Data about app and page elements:
[Start of section]

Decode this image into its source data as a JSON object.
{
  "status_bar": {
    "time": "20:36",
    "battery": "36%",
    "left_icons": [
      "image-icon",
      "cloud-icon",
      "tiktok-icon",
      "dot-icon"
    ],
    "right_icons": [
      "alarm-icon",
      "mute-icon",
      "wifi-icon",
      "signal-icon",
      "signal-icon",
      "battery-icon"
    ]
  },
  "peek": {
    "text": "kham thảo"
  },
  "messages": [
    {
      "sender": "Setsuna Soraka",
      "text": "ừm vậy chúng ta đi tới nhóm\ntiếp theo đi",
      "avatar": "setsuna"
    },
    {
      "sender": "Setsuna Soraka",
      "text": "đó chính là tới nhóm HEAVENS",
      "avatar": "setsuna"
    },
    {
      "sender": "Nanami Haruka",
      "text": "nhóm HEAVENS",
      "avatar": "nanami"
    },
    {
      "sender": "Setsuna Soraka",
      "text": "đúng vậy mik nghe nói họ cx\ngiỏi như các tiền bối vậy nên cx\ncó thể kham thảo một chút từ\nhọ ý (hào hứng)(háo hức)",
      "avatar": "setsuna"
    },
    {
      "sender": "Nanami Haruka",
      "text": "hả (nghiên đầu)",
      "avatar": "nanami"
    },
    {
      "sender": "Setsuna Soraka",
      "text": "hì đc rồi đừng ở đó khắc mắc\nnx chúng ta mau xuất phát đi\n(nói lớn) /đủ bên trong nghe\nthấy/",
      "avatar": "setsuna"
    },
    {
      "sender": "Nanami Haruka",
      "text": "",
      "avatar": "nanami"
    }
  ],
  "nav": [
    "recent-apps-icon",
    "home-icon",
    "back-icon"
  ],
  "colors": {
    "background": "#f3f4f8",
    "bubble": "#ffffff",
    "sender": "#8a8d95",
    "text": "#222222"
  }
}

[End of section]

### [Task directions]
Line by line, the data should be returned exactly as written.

### [Written solution]
Decode this image into its source data as a JSON object.
{
  "status_bar": {
    "time": "20:36",
    "battery": "36%",
    "left_icons": [
      "image-icon",
      "cloud-icon",
      "tiktok-icon",
      "dot-icon"
    ],
    "right_icons": [
      "alarm-icon",
      "mute-icon",
      "wifi-icon",
      "signal-icon",
      "signal-icon",
      "battery-icon"
    ]
  },
  "peek": {
    "text": "kham thảo"
  },
  "messages": [
    {
      "sender": "Setsuna Soraka",
      "text": "ừm vậy chúng ta đi tới nhóm\ntiếp theo đi",
      "avatar": "setsuna"
    },
    {
      "sender": "Setsuna Soraka",
      "text": "đó chính là tới nhóm HEAVENS",
      "avatar": "setsuna"
    },
    {
      "sender": "Nanami Haruka",
      "text": "nhóm HEAVENS",
      "avatar": "nanami"
    },
    {
      "sender": "Setsuna Soraka",
      "text": "đúng vậy mik nghe nói họ cx\ngiỏi như các tiền bối vậy nên cx\ncó thể kham thảo một chút từ\nhọ ý (hào hứng)(háo hức)",
      "avatar": "setsuna"
    },
    {
      "sender": "Nanami Haruka",
      "text": "hả (nghiên đầu)",
      "avatar": "nanami"
    },
    {
      "sender": "Setsuna Soraka",
      "text": "hì đc rồi đừng ở đó khắc mắc\nnx chúng ta mau xuất phát đi\n(nói lớn) /đủ bên trong nghe\nthấy/",
      "avatar": "setsuna"
    },
    {
      "sender": "Nanami Haruka",
      "text": "",
      "avatar": "nanami"
    }
  ],
  "nav": [
    "recent-apps-icon",
    "home-icon",
    "back-icon"
  ],
  "colors": {
    "background": "#f3f4f8",
    "bubble": "#ffffff",
    "sender": "#8a8d95",
    "text": "#222222"
  }
}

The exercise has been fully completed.